The level of loan application defect, fraud, and misrepresentation risks vary based on local conditions, according to the March 2018 data from First American’s [1] Loan Application Defect Index.

While the overall Loan Application Defect Index [2] at First American indicated a decrease in the frequency of defects, fraud, and misrepresentation in mortgage loan applications by 1.2 percent from the previous month, the defect index for refinance transactions increased by 1.4 percent compared with the previous month and was 11.1 percent higher than a year ago. The index for purchase transactions decreased by 2.2 percent compared with the previous month and was up 2.3 percent compared with a year ago.

The First American Loan Application Defect Index estimates the level of defects detected in the information submitted in mortgage loan applications processed by First American. The index is based on the frequency with which defect indicators are identified.

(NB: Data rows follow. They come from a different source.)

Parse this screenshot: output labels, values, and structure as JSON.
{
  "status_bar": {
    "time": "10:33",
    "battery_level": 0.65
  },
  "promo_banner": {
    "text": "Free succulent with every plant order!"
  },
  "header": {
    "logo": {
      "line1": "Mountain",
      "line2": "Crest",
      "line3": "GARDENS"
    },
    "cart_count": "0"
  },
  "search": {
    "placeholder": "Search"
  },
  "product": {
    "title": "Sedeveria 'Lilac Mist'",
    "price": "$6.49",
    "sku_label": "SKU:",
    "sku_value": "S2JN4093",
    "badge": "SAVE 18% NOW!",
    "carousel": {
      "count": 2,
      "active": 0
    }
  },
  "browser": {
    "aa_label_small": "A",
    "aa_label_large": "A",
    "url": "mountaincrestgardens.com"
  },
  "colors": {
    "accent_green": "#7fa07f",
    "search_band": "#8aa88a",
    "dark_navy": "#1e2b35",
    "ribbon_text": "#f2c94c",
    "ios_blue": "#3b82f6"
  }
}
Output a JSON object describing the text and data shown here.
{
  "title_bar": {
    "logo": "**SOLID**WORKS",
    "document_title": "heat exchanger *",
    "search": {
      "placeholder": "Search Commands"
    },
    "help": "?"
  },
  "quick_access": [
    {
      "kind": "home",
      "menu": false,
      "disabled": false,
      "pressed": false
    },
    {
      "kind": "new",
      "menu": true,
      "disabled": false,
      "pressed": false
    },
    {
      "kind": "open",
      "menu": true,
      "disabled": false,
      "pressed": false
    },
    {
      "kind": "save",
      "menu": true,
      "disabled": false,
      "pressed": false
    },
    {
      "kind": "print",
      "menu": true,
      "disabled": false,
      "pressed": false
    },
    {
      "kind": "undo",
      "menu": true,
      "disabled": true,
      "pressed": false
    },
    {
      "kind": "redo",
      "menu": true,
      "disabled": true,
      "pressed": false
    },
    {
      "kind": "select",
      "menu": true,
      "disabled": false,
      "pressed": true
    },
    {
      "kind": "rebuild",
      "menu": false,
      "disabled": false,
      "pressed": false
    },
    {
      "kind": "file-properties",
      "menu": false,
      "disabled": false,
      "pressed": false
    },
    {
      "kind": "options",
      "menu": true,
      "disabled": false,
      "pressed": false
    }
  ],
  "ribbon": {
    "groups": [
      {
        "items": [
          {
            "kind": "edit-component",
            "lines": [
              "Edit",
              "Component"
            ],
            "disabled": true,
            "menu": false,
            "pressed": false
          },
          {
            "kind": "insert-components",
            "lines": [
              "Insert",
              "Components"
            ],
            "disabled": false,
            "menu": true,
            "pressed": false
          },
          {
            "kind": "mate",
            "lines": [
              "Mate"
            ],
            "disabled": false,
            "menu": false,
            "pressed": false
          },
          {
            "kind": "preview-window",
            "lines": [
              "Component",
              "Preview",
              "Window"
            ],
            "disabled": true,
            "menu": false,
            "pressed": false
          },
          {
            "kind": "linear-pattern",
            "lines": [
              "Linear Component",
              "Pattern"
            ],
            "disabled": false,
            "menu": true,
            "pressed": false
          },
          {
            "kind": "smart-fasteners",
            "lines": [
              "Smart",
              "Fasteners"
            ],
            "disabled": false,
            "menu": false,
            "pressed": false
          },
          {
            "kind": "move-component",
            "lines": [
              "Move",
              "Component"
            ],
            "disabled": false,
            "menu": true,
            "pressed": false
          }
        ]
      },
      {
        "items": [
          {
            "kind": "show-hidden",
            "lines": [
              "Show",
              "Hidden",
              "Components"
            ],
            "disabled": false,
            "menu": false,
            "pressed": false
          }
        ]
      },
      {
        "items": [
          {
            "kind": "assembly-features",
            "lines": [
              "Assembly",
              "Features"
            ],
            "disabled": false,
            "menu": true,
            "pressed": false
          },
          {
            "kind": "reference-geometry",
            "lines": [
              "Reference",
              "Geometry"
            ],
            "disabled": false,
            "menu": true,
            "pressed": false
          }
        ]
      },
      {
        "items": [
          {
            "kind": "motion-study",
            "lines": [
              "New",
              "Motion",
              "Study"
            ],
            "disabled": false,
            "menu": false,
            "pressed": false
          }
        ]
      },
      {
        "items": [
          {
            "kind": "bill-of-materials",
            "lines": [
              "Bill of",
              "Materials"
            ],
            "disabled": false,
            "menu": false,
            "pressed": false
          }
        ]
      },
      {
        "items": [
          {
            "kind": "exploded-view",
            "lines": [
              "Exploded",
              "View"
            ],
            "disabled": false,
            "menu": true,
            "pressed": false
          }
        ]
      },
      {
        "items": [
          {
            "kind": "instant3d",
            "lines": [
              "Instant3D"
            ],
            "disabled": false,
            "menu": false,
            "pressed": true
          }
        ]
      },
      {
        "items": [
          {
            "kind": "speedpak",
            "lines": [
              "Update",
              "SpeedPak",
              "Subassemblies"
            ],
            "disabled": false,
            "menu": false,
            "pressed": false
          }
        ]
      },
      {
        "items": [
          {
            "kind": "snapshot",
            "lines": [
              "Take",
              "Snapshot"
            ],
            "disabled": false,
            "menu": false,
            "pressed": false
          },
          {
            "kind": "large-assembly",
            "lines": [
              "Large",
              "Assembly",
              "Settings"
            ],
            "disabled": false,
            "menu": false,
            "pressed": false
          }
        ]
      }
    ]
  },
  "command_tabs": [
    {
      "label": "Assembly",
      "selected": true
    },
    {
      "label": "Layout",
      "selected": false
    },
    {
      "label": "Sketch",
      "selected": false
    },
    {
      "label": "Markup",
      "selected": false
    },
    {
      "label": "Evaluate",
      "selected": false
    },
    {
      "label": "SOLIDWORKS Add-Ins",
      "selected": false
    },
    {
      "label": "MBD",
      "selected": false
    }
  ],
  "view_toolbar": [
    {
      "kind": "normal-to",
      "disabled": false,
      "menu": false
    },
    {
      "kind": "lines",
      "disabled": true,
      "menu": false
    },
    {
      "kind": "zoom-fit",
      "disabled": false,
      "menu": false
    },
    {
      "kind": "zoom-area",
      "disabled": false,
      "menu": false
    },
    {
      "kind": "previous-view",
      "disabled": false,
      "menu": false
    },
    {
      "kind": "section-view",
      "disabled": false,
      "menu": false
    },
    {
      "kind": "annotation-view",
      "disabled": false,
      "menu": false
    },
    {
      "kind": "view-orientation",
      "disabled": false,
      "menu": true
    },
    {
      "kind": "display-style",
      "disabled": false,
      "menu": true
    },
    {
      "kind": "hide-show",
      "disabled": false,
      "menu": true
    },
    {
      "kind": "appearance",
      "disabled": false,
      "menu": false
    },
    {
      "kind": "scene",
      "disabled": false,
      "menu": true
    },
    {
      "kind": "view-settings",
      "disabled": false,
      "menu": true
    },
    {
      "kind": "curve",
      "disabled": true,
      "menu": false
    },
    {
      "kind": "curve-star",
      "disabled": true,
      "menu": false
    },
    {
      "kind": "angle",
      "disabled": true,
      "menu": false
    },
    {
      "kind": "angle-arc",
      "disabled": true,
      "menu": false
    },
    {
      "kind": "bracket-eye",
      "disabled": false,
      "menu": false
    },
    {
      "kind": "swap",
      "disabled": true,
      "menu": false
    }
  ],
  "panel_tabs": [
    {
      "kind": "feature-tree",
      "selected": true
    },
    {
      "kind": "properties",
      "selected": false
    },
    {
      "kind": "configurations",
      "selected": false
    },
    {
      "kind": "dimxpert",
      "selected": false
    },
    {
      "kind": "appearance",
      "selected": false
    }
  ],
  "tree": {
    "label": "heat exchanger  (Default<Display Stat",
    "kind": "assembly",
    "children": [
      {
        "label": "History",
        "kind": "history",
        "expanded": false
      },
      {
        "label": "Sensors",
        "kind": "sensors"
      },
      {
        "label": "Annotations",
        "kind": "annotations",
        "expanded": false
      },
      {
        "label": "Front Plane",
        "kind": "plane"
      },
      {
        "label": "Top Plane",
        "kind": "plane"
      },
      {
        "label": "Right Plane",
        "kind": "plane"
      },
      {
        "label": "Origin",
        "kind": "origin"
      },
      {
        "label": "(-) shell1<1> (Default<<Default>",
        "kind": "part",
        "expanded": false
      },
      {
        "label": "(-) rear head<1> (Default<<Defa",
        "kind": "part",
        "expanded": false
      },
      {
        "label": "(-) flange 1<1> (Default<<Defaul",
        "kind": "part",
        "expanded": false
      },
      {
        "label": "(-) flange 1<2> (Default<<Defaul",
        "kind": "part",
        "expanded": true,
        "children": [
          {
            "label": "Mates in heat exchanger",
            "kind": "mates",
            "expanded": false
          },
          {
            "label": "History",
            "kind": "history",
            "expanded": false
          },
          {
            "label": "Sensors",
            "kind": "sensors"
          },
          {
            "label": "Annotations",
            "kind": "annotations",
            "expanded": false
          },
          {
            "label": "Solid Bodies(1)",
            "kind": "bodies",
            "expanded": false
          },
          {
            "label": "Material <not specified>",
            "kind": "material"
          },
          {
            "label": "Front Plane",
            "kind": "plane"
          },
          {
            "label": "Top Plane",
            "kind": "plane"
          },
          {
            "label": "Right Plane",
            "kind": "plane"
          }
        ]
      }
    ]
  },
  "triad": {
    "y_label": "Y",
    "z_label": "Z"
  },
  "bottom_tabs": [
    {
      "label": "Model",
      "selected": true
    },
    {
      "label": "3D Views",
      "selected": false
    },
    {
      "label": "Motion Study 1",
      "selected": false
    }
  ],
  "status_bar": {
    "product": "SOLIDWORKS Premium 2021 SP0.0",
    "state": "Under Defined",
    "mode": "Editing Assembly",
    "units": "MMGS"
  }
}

“The levels of loan application defect, fraud and misrepresentation risk vary greatly based on local conditions,” said Mark Fleming, Chief Economist at First American. “In fact, substantial differences exist among the 100 markets that we track with the Loan Application Defect Index. For example, the riskiest market this month, Little Rock, Arkansas, is almost twice as risky as the safest market, Rochester, New York.”

The report revealed that in the last three months, six markets experienced an increase in defect, fraud and misrepresentation risk of more than 10 percent while three other markets experienced a decline of more than 10 percent. A higher concentration of markets with more defect risk was seen in Little Rock, Arkansas; Miami, Florida; and Knoxville, Tennessee. On the other hand, Rochester, New York; Scranton, Pennsylvania; and Toledo, Ohio were the least risky markets.

“How this geographic trend in defect risk changes in the next few months bears watching as we consider what risk factors may be at play in each market,” said Fleming.

Looking at conditions that can impact defect risk levels, the report found that transactions involving condominiums carried higher defect risk than those for single-family homes and that purchase loans exhibited a greater propensity for defect risk than refinance transactions. Transactions involving second homes or investment properties were also deemed at a higher risk level for defects in loan applications.

“All else equal, a market with fewer refinance transactions, greater numbers of second home and investment property transactions and more multi-unit and condo property transactions will be riskier,” said Fleming. “Nonetheless, measuring loan application defect, fraud and misrepresentation risk at the local level summarizes local differences into a single measure that can be consistently compared across markets.”